» **Task**
Please print each record exactly, omitting none of them.
_ _ _ _
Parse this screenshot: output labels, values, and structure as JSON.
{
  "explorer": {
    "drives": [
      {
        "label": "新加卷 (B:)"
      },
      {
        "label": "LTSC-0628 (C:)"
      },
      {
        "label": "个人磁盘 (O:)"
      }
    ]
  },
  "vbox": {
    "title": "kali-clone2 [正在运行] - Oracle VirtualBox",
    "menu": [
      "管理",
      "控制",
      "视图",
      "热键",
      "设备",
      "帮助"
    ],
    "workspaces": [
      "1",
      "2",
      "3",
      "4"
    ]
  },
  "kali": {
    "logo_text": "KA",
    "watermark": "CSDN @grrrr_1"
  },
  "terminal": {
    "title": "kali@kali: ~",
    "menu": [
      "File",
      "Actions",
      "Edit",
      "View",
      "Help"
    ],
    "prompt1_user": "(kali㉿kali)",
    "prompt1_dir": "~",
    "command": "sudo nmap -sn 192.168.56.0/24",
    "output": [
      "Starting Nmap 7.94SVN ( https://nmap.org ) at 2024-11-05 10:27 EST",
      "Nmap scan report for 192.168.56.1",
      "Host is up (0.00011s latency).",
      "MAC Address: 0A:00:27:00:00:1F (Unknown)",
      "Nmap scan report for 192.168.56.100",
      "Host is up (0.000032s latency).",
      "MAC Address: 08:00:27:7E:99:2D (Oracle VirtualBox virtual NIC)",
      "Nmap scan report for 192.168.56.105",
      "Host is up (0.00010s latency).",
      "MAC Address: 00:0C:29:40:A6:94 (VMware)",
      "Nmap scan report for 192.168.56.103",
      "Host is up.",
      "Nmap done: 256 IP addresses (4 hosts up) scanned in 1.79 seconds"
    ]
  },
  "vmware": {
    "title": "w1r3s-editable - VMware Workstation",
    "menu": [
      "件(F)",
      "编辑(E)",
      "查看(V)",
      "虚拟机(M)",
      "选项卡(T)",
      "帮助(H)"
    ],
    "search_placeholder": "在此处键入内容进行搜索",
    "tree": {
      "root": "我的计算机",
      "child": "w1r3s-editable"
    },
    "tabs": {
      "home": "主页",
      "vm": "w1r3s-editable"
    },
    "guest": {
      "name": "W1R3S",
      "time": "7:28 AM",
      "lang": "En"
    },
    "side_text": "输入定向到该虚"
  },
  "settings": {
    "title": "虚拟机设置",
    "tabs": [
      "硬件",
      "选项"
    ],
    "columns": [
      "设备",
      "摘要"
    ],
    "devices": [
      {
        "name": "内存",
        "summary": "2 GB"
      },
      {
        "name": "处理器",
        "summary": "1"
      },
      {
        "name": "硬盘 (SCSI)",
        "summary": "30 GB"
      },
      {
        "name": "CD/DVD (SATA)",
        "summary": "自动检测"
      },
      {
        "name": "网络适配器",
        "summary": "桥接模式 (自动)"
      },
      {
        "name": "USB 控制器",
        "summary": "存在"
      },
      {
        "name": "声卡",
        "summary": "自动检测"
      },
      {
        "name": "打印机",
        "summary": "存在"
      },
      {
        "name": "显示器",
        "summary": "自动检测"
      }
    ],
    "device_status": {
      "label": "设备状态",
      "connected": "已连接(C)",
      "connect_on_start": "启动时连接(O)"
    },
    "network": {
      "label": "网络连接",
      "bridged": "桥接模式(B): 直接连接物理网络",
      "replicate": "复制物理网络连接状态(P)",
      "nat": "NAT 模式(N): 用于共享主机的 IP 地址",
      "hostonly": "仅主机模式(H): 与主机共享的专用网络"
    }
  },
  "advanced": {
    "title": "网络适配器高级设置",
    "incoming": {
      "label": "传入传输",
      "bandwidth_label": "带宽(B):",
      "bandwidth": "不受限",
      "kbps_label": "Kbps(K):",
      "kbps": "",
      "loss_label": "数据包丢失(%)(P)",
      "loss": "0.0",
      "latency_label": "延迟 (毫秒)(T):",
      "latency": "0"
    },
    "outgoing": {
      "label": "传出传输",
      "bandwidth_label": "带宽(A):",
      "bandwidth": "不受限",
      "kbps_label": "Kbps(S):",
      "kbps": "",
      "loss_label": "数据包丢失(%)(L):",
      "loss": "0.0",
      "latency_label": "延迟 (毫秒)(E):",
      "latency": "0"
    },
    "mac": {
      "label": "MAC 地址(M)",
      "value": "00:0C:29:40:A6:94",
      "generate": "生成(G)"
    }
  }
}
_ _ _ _
» **Result**
Parse this screenshot: output labels, values, and structure as JSON.
{
  "explorer": {
    "drives": [
      {
        "label": "新加卷 (B:)"
      },
      {
        "label": "LTSC-0628 (C:)"
      },
      {
        "label": "个人磁盘 (O:)"
      }
    ]
  },
  "vbox": {
    "title": "kali-clone2 [正在运行] - Oracle VirtualBox",
    "menu": [
      "管理",
      "控制",
      "视图",
      "热键",
      "设备",
      "帮助"
    ],
    "workspaces": [
      "1",
      "2",
      "3",
      "4"
    ]
  },
  "kali": {
    "logo_text": "KA",
    "watermark": "CSDN @grrrr_1"
  },
  "terminal": {
    "title": "kali@kali: ~",
    "menu": [
      "File",
      "Actions",
      "Edit",
      "View",
      "Help"
    ],
    "prompt1_user": "(kali㉿kali)",
    "prompt1_dir": "~",
    "command": "sudo nmap -sn 192.168.56.0/24",
    "output": [
      "Starting Nmap 7.94SVN ( https://nmap.org ) at 2024-11-05 10:27 EST",
      "Nmap scan report for 192.168.56.1",
      "Host is up (0.00011s latency).",
      "MAC Address: 0A:00:27:00:00:1F (Unknown)",
      "Nmap scan report for 192.168.56.100",
      "Host is up (0.000032s latency).",
      "MAC Address: 08:00:27:7E:99:2D (Oracle VirtualBox virtual NIC)",
      "Nmap scan report for 192.168.56.105",
      "Host is up (0.00010s latency).",
      "MAC Address: 00:0C:29:40:A6:94 (VMware)",
      "Nmap scan report for 192.168.56.103",
      "Host is up.",
      "Nmap done: 256 IP addresses (4 hosts up) scanned in 1.79 seconds"
    ]
  },
  "vmware": {
    "title": "w1r3s-editable - VMware Workstation",
    "menu": [
      "件(F)",
      "编辑(E)",
      "查看(V)",
      "虚拟机(M)",
      "选项卡(T)",
      "帮助(H)"
    ],
    "search_placeholder": "在此处键入内容进行搜索",
    "tree": {
      "root": "我的计算机",
      "child": "w1r3s-editable"
    },
    "tabs": {
      "home": "主页",
      "vm": "w1r3s-editable"
    },
    "guest": {
      "name": "W1R3S",
      "time": "7:28 AM",
      "lang": "En"
    },
    "side_text": "输入定向到该虚"
  },
  "settings": {
    "title": "虚拟机设置",
    "tabs": [
      "硬件",
      "选项"
    ],
    "columns": [
      "设备",
      "摘要"
    ],
    "devices": [
      {
        "name": "内存",
        "summary": "2 GB"
      },
      {
        "name": "处理器",
        "summary": "1"
      },
      {
        "name": "硬盘 (SCSI)",
        "summary": "30 GB"
      },
      {
        "name": "CD/DVD (SATA)",
        "summary": "自动检测"
      },
      {
        "name": "网络适配器",
        "summary": "桥接模式 (自动)"
      },
      {
        "name": "USB 控制器",
        "summary": "存在"
      },
      {
        "name": "声卡",
        "summary": "自动检测"
      },
      {
        "name": "打印机",
        "summary": "存在"
      },
      {
        "name": "显示器",
        "summary": "自动检测"
      }
    ],
    "device_status": {
      "label": "设备状态",
      "connected": "已连接(C)",
      "connect_on_start": "启动时连接(O)"
    },
    "network": {
      "label": "网络连接",
      "bridged": "桥接模式(B): 直接连接物理网络",
      "replicate": "复制物理网络连接状态(P)",
      "nat": "NAT 模式(N): 用于共享主机的 IP 地址",
      "hostonly": "仅主机模式(H): 与主机共享的专用网络"
    }
  },
  "advanced": {
    "title": "网络适配器高级设置",
    "incoming": {
      "label": "传入传输",
      "bandwidth_label": "带宽(B):",
      "bandwidth": "不受限",
      "kbps_label": "Kbps(K):",
      "kbps": "",
      "loss_label": "数据包丢失(%)(P)",
      "loss": "0.0",
      "latency_label": "延迟 (毫秒)(T):",
      "latency": "0"
    },
    "outgoing": {
      "label": "传出传输",
      "bandwidth_label": "带宽(A):",
      "bandwidth": "不受限",
      "kbps_label": "Kbps(S):",
      "kbps": "",
      "loss_label": "数据包丢失(%)(L):",
      "loss": "0.0",
      "latency_label": "延迟 (毫秒)(E):",
      "latency": "0"
    },
    "mac": {
      "label": "MAC 地址(M)",
      "value": "00:0C:29:40:A6:94",
      "generate": "生成(G)"
    }
  }
}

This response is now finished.